Grant will help WVU Medicine identify HIV, Hepatitis C patients

Grant will help WVU Medicine identify HIV, Hepatitis C patients

MORGANTOWN, W.VA. -- The WVU Medicine Department of Emergency Medicine has been awarded a four-year, $1.375 million grant from Frontlines of Communities in the United States (FOCUS) to identify and link to care patients infected with HIV and hepatitis C (HCV) at several WVU Medicine clinical sites.

The rates of HCV infections are climbing in the U.S., according to the Centers for Disease Control and Prevention (CDC), with many health professionals describing the increase as an emerging public health crisis. Research suggests that the increase in HCV could be linked to the increase of injection drug use throughout the country.

Because West Virginia has been hit hard by the opioid epidemic, identifying patients with HIV and hepatitis C is crucial to improving the overall health of the state. Testing at WVU Medicine is underway in the J.W. Ruby Memorial Hospital Emergency Center, the Chestnut Ridge Center’s Comprehensive Opioid Addiction Treatment (COAT) Clinic, WVU Student Health, and in WVU Medicine’s two Morgantown-based urgent care centers.

“The FOCUS partnership, in many ways, is our Department’s vision in action – bolstering the standing of the Department, while directly benefiting West Virginians,” Ian B.K. Martin, M.D., M.B.A., professor and chair of the Department of Emergency Medicine and principal investigator on the FOCUS grant, said. “We leveraged departmental expertise and infrastructure to win this competitive grant, and in doing so, we have already increased our Emergency Department-based HIV and HCV testing by more than 5,000 percent.”  

“With this ramped up testing, we have enhanced the care of West Virginians through increased detection of the diseases and linkage to care. In recognition of this work, we have been invited to discuss our efforts at various national venues.” 

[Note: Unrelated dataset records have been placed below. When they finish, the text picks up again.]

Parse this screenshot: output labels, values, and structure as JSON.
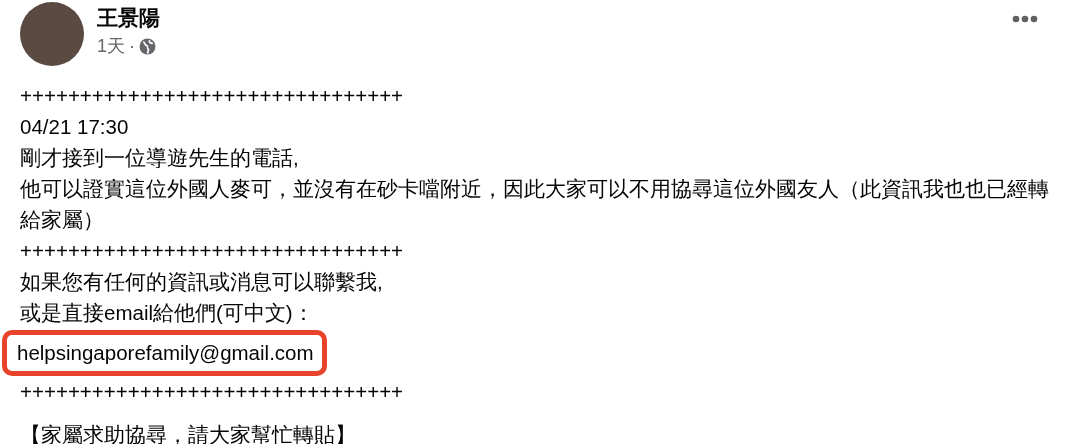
{
  "author": {
    "name": "王景陽",
    "time": "1天",
    "separator": "·"
  },
  "post": {
    "lines": [
      {
        "kind": "text",
        "text": "++++++++++++++++++++++++++++++++"
      },
      {
        "kind": "text",
        "text": "04/21 17:30"
      },
      {
        "kind": "text",
        "text": "剛才接到一位導遊先生的電話,"
      },
      {
        "kind": "text",
        "text": "他可以證實這位外國人麥可，並沒有在砂卡噹附近，因此大家可以不用協尋這位外國友人（此資訊我也也已經轉給家屬）"
      },
      {
        "kind": "text",
        "text": "++++++++++++++++++++++++++++++++"
      },
      {
        "kind": "text",
        "text": "如果您有任何的資訊或消息可以聯繫我,"
      },
      {
        "kind": "text",
        "text": "或是直接email給他們(可中文)："
      },
      {
        "kind": "highlight",
        "text": "helpsingaporefamily@gmail.com"
      },
      {
        "kind": "text",
        "text": "++++++++++++++++++++++++++++++++"
      },
      {
        "kind": "spaced",
        "text": "【家屬求助協尋，請大家幫忙轉貼】"
      }
    ]
  }
}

A team from the Department of Emergency Medicine was recently invited to give an oral presentation, based on the abstract titled, “Killing Two Birds with One Stone: Using the Electronic Medical Record to Scale-up Testing for HIV and Hepatitis C Virus in an Appalachian Setting,” at the sixth International Conference on Viral Hepatitis in Chicago.

Along with Dr. Martin, the team included: co-investigators Carmen Burrell, D.O., and Judith Feinberg, M.D.; Stephen Davis, M.P.A., M.S.W., interim vice-chair for research and scholarship in the Department of Emergency Medicine; Owen Lander, M.D., medical director of the J.W. Ruby Memorial Hospital Emergency Department; Valerie Boley, B.S.N., director of WVU Medicine Emergency Services; and Department of Emergency Medicine staff members Mindy Sharon, Julie Nist, and Justin Burns.

Davis noted the importance of testing to inform those who did not know they were infected or at risk and the difference it can make in their life. 

“Currently, West Virginia ranks second in the nation in the rate of acute HCV infections,” he said. “A substantial proportion of these infections are acquired through injection drug use and needle sharing, which increases concern over possible co-infection with HIV. In addition to helping prevent disease transmission through early identification, our program also links patients to care, which is now more important than ever given that HCV is largely curable, and HIV can be managed as a chronic condition.”

WVU Medicine will share the model it developed for this type of screening process with other clinical sites and settings around the state and region, Davis said.

“Ultimately, we believe that scaled-up, electronic medical record-based screening and linkage to care will reduce morbidity and mortality associated with HCV and HIV in both West Virginia and other rural states grappling with the current opioid epidemic,” he said.

FOCUS is an initiative of Gilead Sciences, Inc., which was created in 2010 to address the issue of HIV/AIDS transmissions and to inform those who did not know they were infected or at risk. In 2013, FOCUS also added hepatitis C testing per recommendation from the CDC and by the United States Preventive Services Task Force. The main goal was to make HIV and HCV screening a standard of care and to change public perceptions as well as overcome stigma that may have discouraged this type of testing. 

Gilead Sciences, Inc. is a research-based biopharmaceutical company that discovers, develops, and commercializes innovative medicines in areas of unmet need. As a leader in developing therapies for HIV and chronic hepatitis C virus infection, Gilead is committed to helping ensure access to life-saving screening and care services for people who could benefit from them.